Ever since the release of the Xbox One, many users have complained bitterly about its Windows 8 style tiles and its generally cluttered and confusing UI. This weekend, invites have gone out for an opt-in preview of the updated interface. The new update does seem to address these issues. The whole UI looks far more streamlined and a great deal prettier, but there is a significant price to pay for this cosmetic enhancement.
An official post on Windows Central contains a massive list of broken functionality arising from the update. It would appear that the Xbox One experience will work for everything except games, live television, automatic downloads, and pretty much every other key area of functionality. The “workaround” in almost every case is said to be a hard reset of the console.
Forza 6 is experiencing screen discoloration and bugs associated with the use of third party steering wheels, while a whole tranche of games including the Borderlands expansions, Destiny: The Taken King, Elder Scrolls Online, and Saints Row IV will not launch at all. Xbox One apps such as ABC News, WWE, BlinkBox, and TWC TV are also reportedly failing to launch. Further to this, downloaded games are becoming stuck in the download queue and automatic downloads from Xbox are said to be hanging or simply not working. The officially recommended “workaround” for these faults is to hard reset your Xbox One, which isn’t really a workaround at all.

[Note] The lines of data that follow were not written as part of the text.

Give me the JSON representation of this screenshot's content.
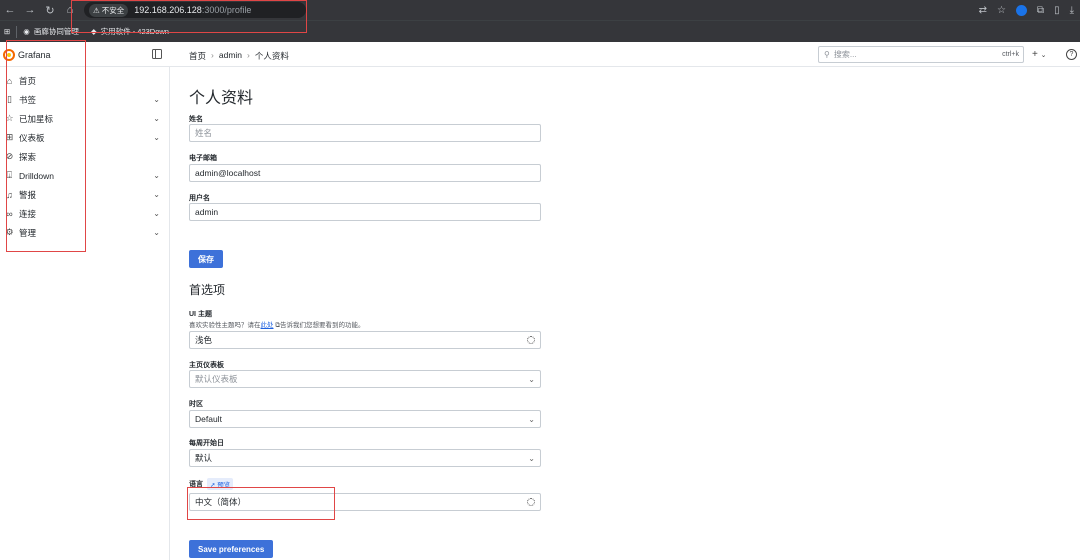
{
  "browser": {
    "insecure_label": "不安全",
    "url_host": "192.168.206.128",
    "url_path": ":3000/profile",
    "bookmarks": [
      "画廊协同管理",
      "实用软件 - 423Down"
    ]
  },
  "topbar": {
    "app_name": "Grafana",
    "breadcrumb": [
      "首页",
      "admin",
      "个人资料"
    ],
    "search_placeholder": "搜索...",
    "search_shortcut": "ctrl+k",
    "plus_label": "+"
  },
  "sidebar": {
    "items": [
      {
        "label": "首页",
        "icon": "home-icon",
        "expandable": false
      },
      {
        "label": "书签",
        "icon": "bookmark-icon",
        "expandable": true
      },
      {
        "label": "已加星标",
        "icon": "star-icon",
        "expandable": true
      },
      {
        "label": "仪表板",
        "icon": "apps-icon",
        "expandable": true
      },
      {
        "label": "探索",
        "icon": "compass-icon",
        "expandable": false
      },
      {
        "label": "Drilldown",
        "icon": "drilldown-icon",
        "expandable": true
      },
      {
        "label": "警报",
        "icon": "bell-icon",
        "expandable": true
      },
      {
        "label": "连接",
        "icon": "link-icon",
        "expandable": true
      },
      {
        "label": "管理",
        "icon": "cog-icon",
        "expandable": true
      }
    ]
  },
  "profile": {
    "title": "个人资料",
    "name_label": "姓名",
    "name_placeholder": "姓名",
    "email_label": "电子邮箱",
    "email_value": "admin@localhost",
    "username_label": "用户名",
    "username_value": "admin",
    "save_label": "保存"
  },
  "preferences": {
    "title": "首选项",
    "theme_label": "UI 主题",
    "theme_desc_before": "喜欢实验性主题吗？请在",
    "theme_desc_link": "此处",
    "theme_desc_after": "告诉我们您想要看到的功能。",
    "theme_value": "浅色",
    "home_dashboard_label": "主页仪表板",
    "home_dashboard_placeholder": "默认仪表板",
    "timezone_label": "时区",
    "timezone_value": "Default",
    "week_start_label": "每周开始日",
    "week_start_value": "默认",
    "language_label": "语言",
    "language_badge": "预览",
    "language_value": "中文（简体）",
    "save_label": "Save preferences"
  }
}
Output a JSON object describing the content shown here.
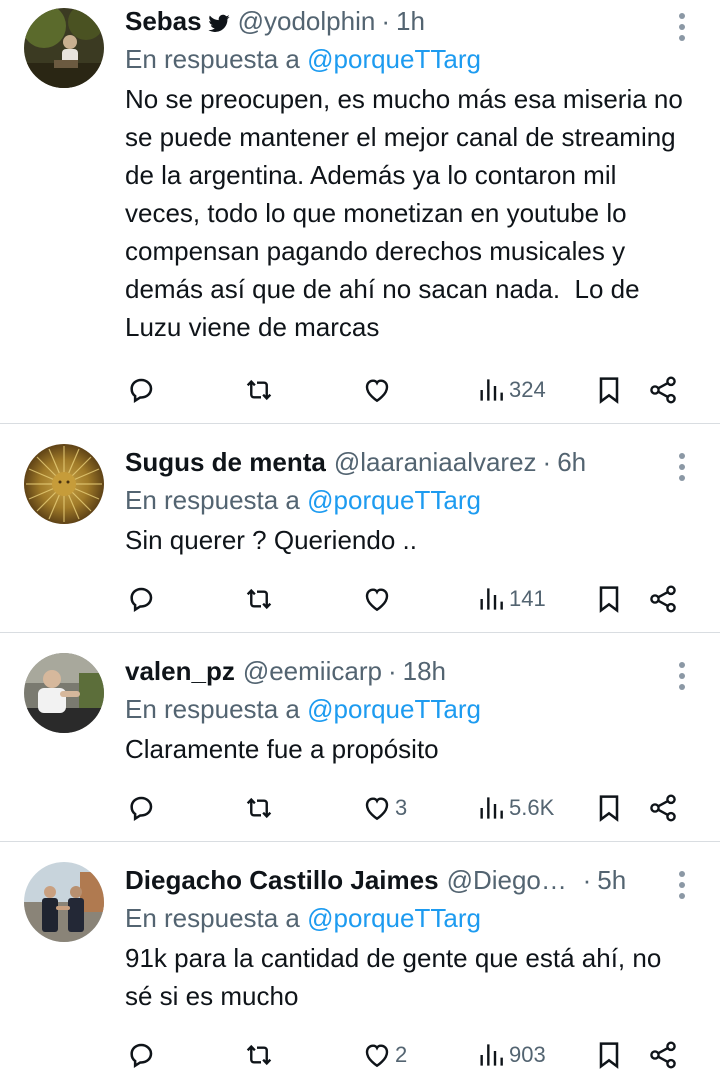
{
  "colors": {
    "name": "#0f1419",
    "muted": "#536471",
    "link": "#1d9bf0",
    "divider": "#d9dde1"
  },
  "reply_prefix": "En respuesta a",
  "tweets": [
    {
      "name": "Sebas",
      "verified_icon": "bird-icon",
      "handle": "@yodolphin",
      "time": "1h",
      "reply_to": "@porqueTTarg",
      "text": "No se preocupen, es mucho más esa miseria no se puede mantener el mejor canal de streaming de la argentina. Además ya lo contaron mil veces, todo lo que monetizan en youtube lo compensan pagando derechos musicales y demás así que de ahí no sacan nada.  Lo de Luzu viene de marcas",
      "likes": "",
      "views": "324"
    },
    {
      "name": "Sugus de menta",
      "handle": "@laaraniaalvarez",
      "time": "6h",
      "reply_to": "@porqueTTarg",
      "text": "Sin querer ? Queriendo ..",
      "likes": "",
      "views": "141"
    },
    {
      "name": "valen_pz",
      "handle": "@eemiicarp",
      "time": "18h",
      "reply_to": "@porqueTTarg",
      "text": "Claramente fue a propósito",
      "likes": "3",
      "views": "5.6K"
    },
    {
      "name": "Diegacho Castillo Jaimes",
      "handle": "@Diego_...",
      "time": "5h",
      "reply_to": "@porqueTTarg",
      "text": "91k para la cantidad de gente que está ahí, no sé si es mucho",
      "likes": "2",
      "views": "903"
    }
  ]
}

It’s understood, of course, that the major reason for the preview is to allow Xbox to identify and fix these bugs in advance of the official launch later this fall, so nobody was expecting a perfectly smooth experience. Having said that, however, it’s probably fair to say that the sheer extent of critical faults is unexpectedly high. The opt-in nature of the Xbox One experience means that users can decide to opt back out, presumably when they decide that they once again wish to actually use their consoles. It’s probably fair to say that the frustration of all these bugs probably negates the benefit of an early look at the new UI. So, rather than breaking your Xbox One, here’s a video walkthrough of the new experience with Larry Hyrb.
[Picture via Getty Images/Kevork Djansezian]